DATA TO EXAMINE ->
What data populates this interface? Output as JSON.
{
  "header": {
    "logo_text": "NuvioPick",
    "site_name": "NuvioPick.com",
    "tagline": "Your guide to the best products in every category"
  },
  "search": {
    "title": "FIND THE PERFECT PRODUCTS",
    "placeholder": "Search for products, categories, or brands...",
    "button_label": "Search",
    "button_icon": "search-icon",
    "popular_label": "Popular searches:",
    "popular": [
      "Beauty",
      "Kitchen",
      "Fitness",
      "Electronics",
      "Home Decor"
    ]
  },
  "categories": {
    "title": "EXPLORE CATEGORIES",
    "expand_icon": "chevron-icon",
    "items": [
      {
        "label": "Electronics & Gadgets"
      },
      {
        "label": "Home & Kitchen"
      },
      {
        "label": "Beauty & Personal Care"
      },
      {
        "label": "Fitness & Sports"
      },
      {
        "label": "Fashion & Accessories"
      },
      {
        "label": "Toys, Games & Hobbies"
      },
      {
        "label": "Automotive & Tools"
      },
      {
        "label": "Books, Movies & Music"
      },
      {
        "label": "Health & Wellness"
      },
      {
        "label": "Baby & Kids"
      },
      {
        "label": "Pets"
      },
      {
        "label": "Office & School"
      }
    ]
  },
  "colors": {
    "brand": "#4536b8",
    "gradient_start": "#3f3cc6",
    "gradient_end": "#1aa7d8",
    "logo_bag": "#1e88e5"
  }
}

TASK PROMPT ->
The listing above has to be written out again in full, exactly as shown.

THE COMPLETED TASK ->
What data populates this interface? Output as JSON.
{
  "header": {
    "logo_text": "NuvioPick",
    "site_name": "NuvioPick.com",
    "tagline": "Your guide to the best products in every category"
  },
  "search": {
    "title": "FIND THE PERFECT PRODUCTS",
    "placeholder": "Search for products, categories, or brands...",
    "button_label": "Search",
    "button_icon": "search-icon",
    "popular_label": "Popular searches:",
    "popular": [
      "Beauty",
      "Kitchen",
      "Fitness",
      "Electronics",
      "Home Decor"
    ]
  },
  "categories": {
    "title": "EXPLORE CATEGORIES",
    "expand_icon": "chevron-icon",
    "items": [
      {
        "label": "Electronics & Gadgets"
      },
      {
        "label": "Home & Kitchen"
      },
      {
        "label": "Beauty & Personal Care"
      },
      {
        "label": "Fitness & Sports"
      },
      {
        "label": "Fashion & Accessories"
      },
      {
        "label": "Toys, Games & Hobbies"
      },
      {
        "label": "Automotive & Tools"
      },
      {
        "label": "Books, Movies & Music"
      },
      {
        "label": "Health & Wellness"
      },
      {
        "label": "Baby & Kids"
      },
      {
        "label": "Pets"
      },
      {
        "label": "Office & School"
      }
    ]
  },
  "colors": {
    "brand": "#4536b8",
    "gradient_start": "#3f3cc6",
    "gradient_end": "#1aa7d8",
    "logo_bag": "#1e88e5"
  }
}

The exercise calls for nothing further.